Davis v. StateAnnotate this Case
235 Ind. 620 (1956)
137 N.E.2d 30
DAVIS v. STATE OF INDIANA
Supreme Court of Indiana.
Filed September 24, 1956.
Robert A. Buhler and Marvin L. Komisarow, of Fort Wayne, for appellant.
Edwin K. Steers, Attorney General, Owen S. Boling and Harriette Bailey Conn, Deputy Attorneys General, for appellee.
Appellant was charged with committing the crimes of rape and sodomy upon a fifteen year old girl, and after a trial by jury was convicted of rape and acquitted of the sodomy charge. He appeals from the judgment of conviction and has assigned as error the overruling of his motion for new trial.

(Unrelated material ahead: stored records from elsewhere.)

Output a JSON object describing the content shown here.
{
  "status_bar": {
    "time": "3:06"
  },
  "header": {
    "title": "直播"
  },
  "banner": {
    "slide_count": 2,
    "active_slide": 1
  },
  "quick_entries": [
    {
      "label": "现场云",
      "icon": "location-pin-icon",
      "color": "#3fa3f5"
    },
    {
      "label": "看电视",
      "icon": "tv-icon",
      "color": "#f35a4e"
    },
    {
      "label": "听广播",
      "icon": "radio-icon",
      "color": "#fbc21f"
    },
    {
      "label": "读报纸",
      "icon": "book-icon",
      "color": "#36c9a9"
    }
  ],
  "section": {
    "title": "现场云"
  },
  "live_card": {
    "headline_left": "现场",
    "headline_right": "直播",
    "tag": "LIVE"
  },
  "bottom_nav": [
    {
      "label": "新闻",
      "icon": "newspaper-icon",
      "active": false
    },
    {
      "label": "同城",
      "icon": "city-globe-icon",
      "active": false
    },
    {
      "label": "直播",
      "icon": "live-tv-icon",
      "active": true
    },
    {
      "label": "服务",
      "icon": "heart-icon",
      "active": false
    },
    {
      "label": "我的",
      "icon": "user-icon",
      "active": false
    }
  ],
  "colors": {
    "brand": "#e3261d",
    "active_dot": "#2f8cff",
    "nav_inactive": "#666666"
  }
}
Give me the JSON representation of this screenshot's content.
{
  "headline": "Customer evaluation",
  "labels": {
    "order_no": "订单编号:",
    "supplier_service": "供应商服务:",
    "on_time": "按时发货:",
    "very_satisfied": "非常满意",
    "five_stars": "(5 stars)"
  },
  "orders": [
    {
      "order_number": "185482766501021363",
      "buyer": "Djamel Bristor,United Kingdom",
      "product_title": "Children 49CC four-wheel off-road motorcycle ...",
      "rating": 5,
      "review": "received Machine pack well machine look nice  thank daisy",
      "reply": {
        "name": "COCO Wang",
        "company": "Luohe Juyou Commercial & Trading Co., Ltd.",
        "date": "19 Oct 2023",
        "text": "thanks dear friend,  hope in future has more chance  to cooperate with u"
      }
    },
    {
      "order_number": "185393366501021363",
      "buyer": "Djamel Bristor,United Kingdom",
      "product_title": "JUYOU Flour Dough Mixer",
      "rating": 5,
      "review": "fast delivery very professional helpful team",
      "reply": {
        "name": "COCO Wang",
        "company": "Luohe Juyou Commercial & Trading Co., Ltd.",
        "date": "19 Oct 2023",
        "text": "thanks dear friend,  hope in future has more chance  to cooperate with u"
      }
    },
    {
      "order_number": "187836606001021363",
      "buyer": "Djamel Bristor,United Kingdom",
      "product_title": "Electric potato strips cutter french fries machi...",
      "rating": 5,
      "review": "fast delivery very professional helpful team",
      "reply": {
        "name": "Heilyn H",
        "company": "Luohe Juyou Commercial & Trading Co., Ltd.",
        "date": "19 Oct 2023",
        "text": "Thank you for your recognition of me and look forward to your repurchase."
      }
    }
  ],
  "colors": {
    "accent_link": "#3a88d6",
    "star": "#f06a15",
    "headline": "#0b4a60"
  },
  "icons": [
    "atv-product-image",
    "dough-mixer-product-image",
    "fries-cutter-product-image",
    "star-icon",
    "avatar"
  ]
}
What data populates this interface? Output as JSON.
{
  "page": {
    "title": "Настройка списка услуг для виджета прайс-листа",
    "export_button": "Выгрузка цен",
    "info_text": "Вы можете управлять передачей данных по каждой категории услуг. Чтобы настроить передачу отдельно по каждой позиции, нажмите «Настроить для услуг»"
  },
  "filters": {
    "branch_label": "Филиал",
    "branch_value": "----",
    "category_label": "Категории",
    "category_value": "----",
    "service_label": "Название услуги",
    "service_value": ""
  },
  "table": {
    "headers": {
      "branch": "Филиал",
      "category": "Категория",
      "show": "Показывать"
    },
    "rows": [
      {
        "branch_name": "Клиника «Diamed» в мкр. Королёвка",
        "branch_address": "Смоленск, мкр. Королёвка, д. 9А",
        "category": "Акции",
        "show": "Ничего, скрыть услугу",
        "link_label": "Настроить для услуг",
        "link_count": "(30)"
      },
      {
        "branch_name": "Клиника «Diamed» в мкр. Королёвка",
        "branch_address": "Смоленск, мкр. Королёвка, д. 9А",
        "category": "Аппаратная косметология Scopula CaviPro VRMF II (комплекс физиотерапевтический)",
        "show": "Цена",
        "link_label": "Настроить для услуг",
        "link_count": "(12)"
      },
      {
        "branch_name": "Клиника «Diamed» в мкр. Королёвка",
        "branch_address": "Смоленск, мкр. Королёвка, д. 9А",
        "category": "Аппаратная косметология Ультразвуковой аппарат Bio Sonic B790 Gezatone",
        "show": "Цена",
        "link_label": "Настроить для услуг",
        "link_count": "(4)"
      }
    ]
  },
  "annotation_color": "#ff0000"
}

Appellant in his brief concedes that he waives all errors except specification three of the motion for new trial which appellant states "concerns the propriety *621 and admissibility of the confession procured from appellant." In such confession appellant admitted having sexual relations with the girl on five or six occasions.
Appellant's sole contention on this appeal is that the confession was inadmissible because it was procured from appellant at a time when he was held in custody under a warrant from the city court of the city of Fort Wayne, Indiana, on a previous charge of contributing to the delinquency of a minor, which charge appellant contends was not within the jurisdiction of said city court.
Assuming without deciding that appellant was being held without legal process or lawful right at the time of making his confession, as contended by appellant, does that circumstance alone require that the confession be rejected as evidence in a subsequent prosecution?
The question of the admissibility of a confession taken from a defendant while he was being held without legal process or lawful right was considered by this court in Hicks v. State (1938), 213 Ind. 277, 11 N.E.2d 171, 177, 12 N.E.2d 501 (Certiorari denied), 304 U.S. 564, 58 S. Ct. 951, 82 L. Ed. 1531, and there this court decided against appellant's contention and stated:"Neither does the fact that a defendant, at the time of making a confession, is held without any process or lawful right require that it be rejected. Balbo v. People (1880), 80 N.Y. 484."
Thereafter, this court in Willennar v. State (1950), 228 Ind. 248, 91 N.E.2d 178, 179, held that the fact a defendant at the time of making his confession was held without process or lawful right must be considered, but that such unlawful detention *622 did not as a matter of law, require that the confession be rejected as evidence. The court further said in such case that the majority opinion in the case of Watts v. State (1949), 338 U.S. 49, 69 S. Ct. 1347, 93 L. Ed. 1801, does not warrant the contention made by counsel that such case holds "that a confession obtained during the period of unlawful detention without arraignment would be inadmissible as a matter of law under the due process clause." Also see: Pearman v. State (1954), 233 Ind. 111, 117 N.E.2d 362.
Appellant in the case at bar makes no contention on this appeal that he was coerced or influenced through violence or fear to make his confession, but says in effect that if he was held by invalid process when he made his confession, such confession as a matter of law was inadmissible.
In the light of the above authorities we hold against appellant in his contention that the confession was inadmissible as a matter of law.
It is unnecessary to our decision on this appeal to consider whether the city court of the city of Fort Wayne, Indiana, had jurisdiction of the previous case in which appellant was charged with contributing to delinquency.
Achor, Arterburn, Bobbitt and Emmert, JJ., concur.
NOTE. Reported in 137 N.E.2d 30.